Practical WordPress Development
By Tom McFarlin
Practical WordPress DevelopmentDec 02, 2021
What I Know Now
The rest of this stuff is a list of advice from what I know now I would tell myself (or someone else just entering the industry) if I were just getting started.
Know Your Strength, Hire Your Weakness
Weaknesses aren't always languages or areas of a stack that you don't know. They can areas in which you do know but could be stronger or areas in which you can't control, like time.
Play By The Rules and Be Careful What You Write
If you're going to write about WordPress, determine about which you primarily want to write. Is going to be less subjective material more opinionated material? You get to pick the game you want to play. But when you do that, know the rules, play by them, and be careful what you write.
You Should Write About Your Work

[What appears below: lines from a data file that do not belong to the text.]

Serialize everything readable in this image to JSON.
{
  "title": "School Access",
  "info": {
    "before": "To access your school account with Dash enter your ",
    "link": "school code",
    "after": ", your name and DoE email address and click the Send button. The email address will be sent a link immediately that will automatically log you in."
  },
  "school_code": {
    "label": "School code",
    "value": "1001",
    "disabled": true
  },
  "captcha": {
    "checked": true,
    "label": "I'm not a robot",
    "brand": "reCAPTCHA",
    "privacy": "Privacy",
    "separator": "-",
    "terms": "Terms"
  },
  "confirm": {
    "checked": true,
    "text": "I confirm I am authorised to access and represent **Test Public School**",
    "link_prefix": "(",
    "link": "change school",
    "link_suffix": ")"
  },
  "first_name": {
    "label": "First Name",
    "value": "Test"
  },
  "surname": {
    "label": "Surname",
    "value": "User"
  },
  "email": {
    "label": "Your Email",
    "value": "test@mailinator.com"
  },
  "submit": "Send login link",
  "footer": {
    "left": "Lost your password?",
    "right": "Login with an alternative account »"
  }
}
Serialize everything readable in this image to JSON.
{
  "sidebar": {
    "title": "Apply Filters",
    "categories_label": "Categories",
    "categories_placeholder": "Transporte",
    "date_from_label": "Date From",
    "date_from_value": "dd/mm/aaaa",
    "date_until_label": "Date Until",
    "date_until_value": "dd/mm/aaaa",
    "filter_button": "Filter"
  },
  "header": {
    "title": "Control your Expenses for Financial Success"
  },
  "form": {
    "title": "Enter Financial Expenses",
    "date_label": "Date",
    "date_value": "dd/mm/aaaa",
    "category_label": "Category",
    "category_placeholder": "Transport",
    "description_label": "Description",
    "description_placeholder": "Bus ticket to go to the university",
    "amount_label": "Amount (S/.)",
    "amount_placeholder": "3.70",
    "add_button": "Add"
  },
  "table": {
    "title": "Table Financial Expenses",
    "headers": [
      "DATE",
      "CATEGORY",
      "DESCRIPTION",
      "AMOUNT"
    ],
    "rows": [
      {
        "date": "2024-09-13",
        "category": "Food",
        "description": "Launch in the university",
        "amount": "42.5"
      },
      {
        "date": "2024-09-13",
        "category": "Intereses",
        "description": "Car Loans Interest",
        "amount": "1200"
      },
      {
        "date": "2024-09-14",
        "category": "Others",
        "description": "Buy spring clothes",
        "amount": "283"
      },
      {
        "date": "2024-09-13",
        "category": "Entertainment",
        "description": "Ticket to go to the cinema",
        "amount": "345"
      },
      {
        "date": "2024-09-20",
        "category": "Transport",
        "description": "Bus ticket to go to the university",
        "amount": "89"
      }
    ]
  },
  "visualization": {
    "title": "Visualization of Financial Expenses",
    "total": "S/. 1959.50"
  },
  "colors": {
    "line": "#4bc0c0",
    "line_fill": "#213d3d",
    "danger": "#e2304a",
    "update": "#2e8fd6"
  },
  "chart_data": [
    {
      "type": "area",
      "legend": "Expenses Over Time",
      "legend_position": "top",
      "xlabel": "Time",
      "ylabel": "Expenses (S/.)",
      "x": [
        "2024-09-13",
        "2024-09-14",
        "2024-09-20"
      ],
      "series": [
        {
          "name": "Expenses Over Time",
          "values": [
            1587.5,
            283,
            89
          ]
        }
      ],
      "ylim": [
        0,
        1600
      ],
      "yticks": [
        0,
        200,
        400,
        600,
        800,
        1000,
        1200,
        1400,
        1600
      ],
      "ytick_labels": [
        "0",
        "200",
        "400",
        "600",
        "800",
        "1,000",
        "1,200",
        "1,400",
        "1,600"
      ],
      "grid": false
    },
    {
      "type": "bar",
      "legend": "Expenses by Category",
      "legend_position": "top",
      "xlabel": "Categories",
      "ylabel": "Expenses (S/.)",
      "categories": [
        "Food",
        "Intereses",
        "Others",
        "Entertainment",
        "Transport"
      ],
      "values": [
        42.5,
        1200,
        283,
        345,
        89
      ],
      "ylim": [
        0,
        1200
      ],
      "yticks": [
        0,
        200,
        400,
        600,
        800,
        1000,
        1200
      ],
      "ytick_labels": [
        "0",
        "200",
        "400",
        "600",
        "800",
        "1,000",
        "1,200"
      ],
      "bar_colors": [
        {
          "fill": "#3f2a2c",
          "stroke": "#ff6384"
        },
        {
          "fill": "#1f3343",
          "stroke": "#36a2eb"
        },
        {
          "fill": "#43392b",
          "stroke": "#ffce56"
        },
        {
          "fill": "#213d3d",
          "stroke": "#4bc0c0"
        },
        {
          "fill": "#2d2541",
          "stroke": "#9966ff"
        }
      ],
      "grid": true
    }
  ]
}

Despite the fact there are more resources that ever for learning how to accomplish what it is you want to accomplish within WordPress, it’s less common to find someone who is facing the same problem under the same constraints with the same voice you have.
Write about your work. Include the problems you’re solving, and the thought process that’s going into their solutions. Though you may be describing a common problem, you’ll be describing them from your perspective.
Where to Start With WordPress Development?
Finding your niche can be tough and you shouldn't expect it to happen quickly. So this raises the following question: Where to start with WordPress Development?
WordPress Then, WordPress Now
What advice would I give to those who are new to the WordPress economy what advice would I give my former self?
In the Season 1 finale, I update you on what's going on with my family, what I'm up to, and answer a plethora of questions including:
- What are your favorite plugins that you use on all of or your most essential sites?
- Where do you begin at getting started with the Codex?
- Do you like using Bootstrap when building sites or applications?
- What is the recommended approach for replacing the WordPress administration area?
- What advice do you have for unit testing, integration testing, acceptance testing, or any other types of testing?
- What is your opinion on Docker?
- What do you do site speed optimization for a site or application built on WordPress?
- What is life like working remotely, being involved in fitness, being involved in sports, and your life in general?
- How do you stay organized and productive during the workday?
I also share some of the questions that have been submitted that I didn't answer.
- What are your thoughts on WordPress 5.0 and the Gutenberg Editor?
In the answer, I touch on the nature of new technologies, React, why this is something developers and engineers should be excited about, and the reason why I don't focus much on the social nature of changes in the technology industry.
PHP, UI, UX, A11Y, APIs (Oh My!)
I talk about what's going on at home as we get ready to welcome our third kiddo into the world, I briefly touch on music and fitness in the blistering Georgia heat, and then shift gears to answer the following questions:
- With the upgrade of PHP to 7.0 coming in new year, what changes could WP make to make the code base better? Could you spell out some that would make breaking changes?
- How can intermediate WordPress developers improve their competency?
It's a slightly longer episode than usual but the questions were good so I was glad to spend extra time answering them.
Events and Competence
In this episode, I recap my experience and thoughts of WordCamp Atlanta and talk about WordSesh 2019.
I also answer the following questions:
- What are some recommended PHP design patterns that are useful for WordPress theme and plugin development?
- How important is blogging in developing WordPress skill-competence?
Code Reviews (That's Alright)
In this episode, I talk a little bit about what's been going on regarding my current work in the WordPress economy, a heads up on WordSesh, and I answer the following question:
I noticed that you and some other WordPress developers tweet about code review of each other code. I'm interesting are you working as freelancers on the same project or different one? Are you asking each other to check your code or it's a requirement from the client? Who is paying for code review?
Oh! And for those of you who are fans of rock and roll, I talk about a trip I took a couple of weeks ago to Tupelo, Mississippi and Memphis, Tennessee if for no other reason than just the fun of it. I hope that's alright with you. 🎸 😎
It's a Trilogy (with Models and Music)
We're up to three episodes - a trilogy, if you will of the show. In this episode, I adjust the format again to focus more on questions and less on personal rants.
I answer the following:
- What do you recommend in terms of design patterns when writing WordPress plugins?
- What does your music playlist look like a typically productive day?
And I end the episode with a short discussion on Do Not Disturb and Screen Time and how I use these features, in iOS, to further improve time management.
It's a Foundation
In this episode, I talk a bit about time management (and why there are things about it others don't talk about as much). I chat about what I'm currently reading, listening to, and I answer the following the question:
What factors do you take into consideration when deciding between PHP various frameworks such as Laravel, WordPress, Symfony, etc.?
In my answer, I share why I dislike the word "framework" and why I think we should be more precise in our terminology.
Turn Up the Signal
In this episode, I talk about what the show is going to be about and I answer the following question:
How can WordPress developers focus on deep work, and avoid the noise which occasionally surrounds the community?